### [What needs to be done]
All records that follow are to be restated exactly.
(Source data Opens)
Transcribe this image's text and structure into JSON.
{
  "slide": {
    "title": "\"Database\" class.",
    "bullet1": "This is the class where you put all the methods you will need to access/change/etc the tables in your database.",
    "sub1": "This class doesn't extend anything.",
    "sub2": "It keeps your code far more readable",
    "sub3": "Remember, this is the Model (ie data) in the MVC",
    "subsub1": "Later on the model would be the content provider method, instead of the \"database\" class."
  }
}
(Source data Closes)
### [Answer box]
Transcribe this image's text and structure into JSON.
{
  "slide": {
    "title": "\"Database\" class.",
    "bullet1": "This is the class where you put all the methods you will need to access/change/etc the tables in your database.",
    "sub1": "This class doesn't extend anything.",
    "sub2": "It keeps your code far more readable",
    "sub3": "Remember, this is the Model (ie data) in the MVC",
    "subsub1": "Later on the model would be the content provider method, instead of the \"database\" class."
  }
}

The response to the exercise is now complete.